- What to do: Apart from the pictures, which must be omitted, restate the data exactly.

Given data section start

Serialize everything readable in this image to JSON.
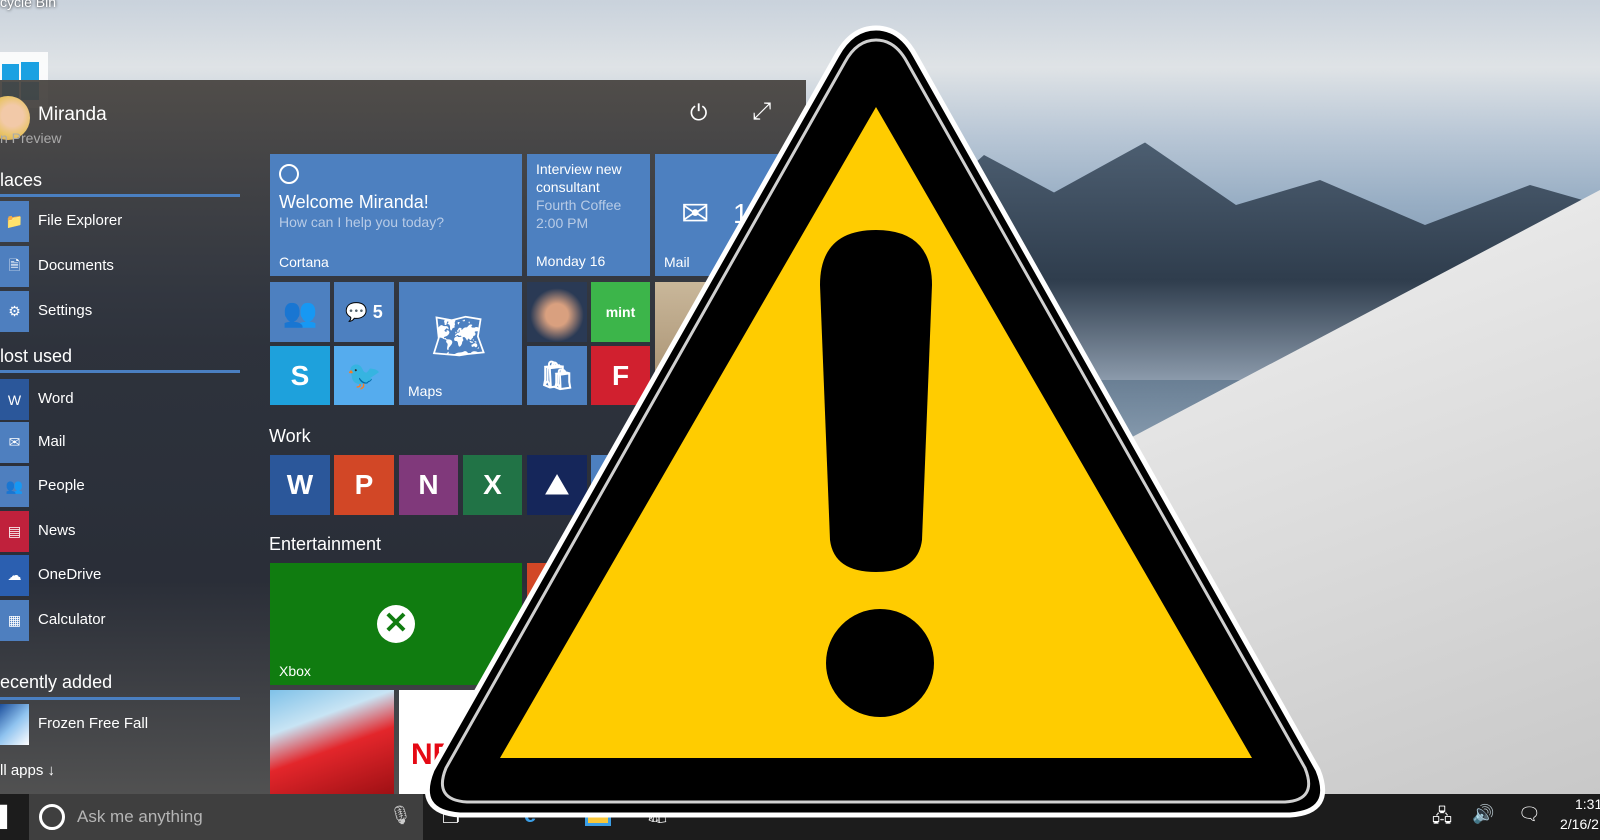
{
  "desktop": {
    "recycle_bin_label": "cycle Bin",
    "preview_label": "n Preview"
  },
  "start": {
    "user": "Miranda",
    "sections": {
      "places": "laces",
      "most_used": "lost used",
      "recently_added": "ecently added"
    },
    "places": [
      {
        "label": "File Explorer",
        "icon": "folder-icon"
      },
      {
        "label": "Documents",
        "icon": "documents-icon"
      },
      {
        "label": "Settings",
        "icon": "gear-icon"
      }
    ],
    "most_used": [
      {
        "label": "Word",
        "icon": "word-icon",
        "color": "#2b579a"
      },
      {
        "label": "Mail",
        "icon": "mail-icon",
        "color": "#4e7fbf"
      },
      {
        "label": "People",
        "icon": "people-icon",
        "color": "#4e7fbf"
      },
      {
        "label": "News",
        "icon": "news-icon",
        "color": "#c0213c"
      },
      {
        "label": "OneDrive",
        "icon": "cloud-icon",
        "color": "#2b5fb0"
      },
      {
        "label": "Calculator",
        "icon": "calculator-icon",
        "color": "#4e7fbf"
      }
    ],
    "recent": [
      {
        "label": "Frozen Free Fall"
      }
    ],
    "all_apps": "ll apps",
    "tiles": {
      "cortana": {
        "title": "Welcome Miranda!",
        "subtitle": "How can I help you today?",
        "name": "Cortana"
      },
      "calendar": {
        "line1": "Interview new",
        "line2": "consultant",
        "line3": "Fourth Coffee",
        "line4": "2:00 PM",
        "name": "Monday 16"
      },
      "mail": {
        "name": "Mail",
        "count": "10"
      },
      "messaging_count": "5",
      "maps": "Maps",
      "mint": "mint",
      "work_label": "Work",
      "entertainment_label": "Entertainment",
      "xbox": "Xbox",
      "netflix": "NE"
    }
  },
  "taskbar": {
    "search_placeholder": "Ask me anything",
    "time": "1:31",
    "date": "2/16/2"
  },
  "warning": {
    "fill": "#ffcc00",
    "stroke": "#000000"
  }
}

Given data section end

- Answer to this problem:
Serialize everything readable in this image to JSON.
{
  "desktop": {
    "recycle_bin_label": "cycle Bin",
    "preview_label": "n Preview"
  },
  "start": {
    "user": "Miranda",
    "sections": {
      "places": "laces",
      "most_used": "lost used",
      "recently_added": "ecently added"
    },
    "places": [
      {
        "label": "File Explorer",
        "icon": "folder-icon"
      },
      {
        "label": "Documents",
        "icon": "documents-icon"
      },
      {
        "label": "Settings",
        "icon": "gear-icon"
      }
    ],
    "most_used": [
      {
        "label": "Word",
        "icon": "word-icon",
        "color": "#2b579a"
      },
      {
        "label": "Mail",
        "icon": "mail-icon",
        "color": "#4e7fbf"
      },
      {
        "label": "People",
        "icon": "people-icon",
        "color": "#4e7fbf"
      },
      {
        "label": "News",
        "icon": "news-icon",
        "color": "#c0213c"
      },
      {
        "label": "OneDrive",
        "icon": "cloud-icon",
        "color": "#2b5fb0"
      },
      {
        "label": "Calculator",
        "icon": "calculator-icon",
        "color": "#4e7fbf"
      }
    ],
    "recent": [
      {
        "label": "Frozen Free Fall"
      }
    ],
    "all_apps": "ll apps",
    "tiles": {
      "cortana": {
        "title": "Welcome Miranda!",
        "subtitle": "How can I help you today?",
        "name": "Cortana"
      },
      "calendar": {
        "line1": "Interview new",
        "line2": "consultant",
        "line3": "Fourth Coffee",
        "line4": "2:00 PM",
        "name": "Monday 16"
      },
      "mail": {
        "name": "Mail",
        "count": "10"
      },
      "messaging_count": "5",
      "maps": "Maps",
      "mint": "mint",
      "work_label": "Work",
      "entertainment_label": "Entertainment",
      "xbox": "Xbox",
      "netflix": "NE"
    }
  },
  "taskbar": {
    "search_placeholder": "Ask me anything",
    "time": "1:31",
    "date": "2/16/2"
  },
  "warning": {
    "fill": "#ffcc00",
    "stroke": "#000000"
  }
}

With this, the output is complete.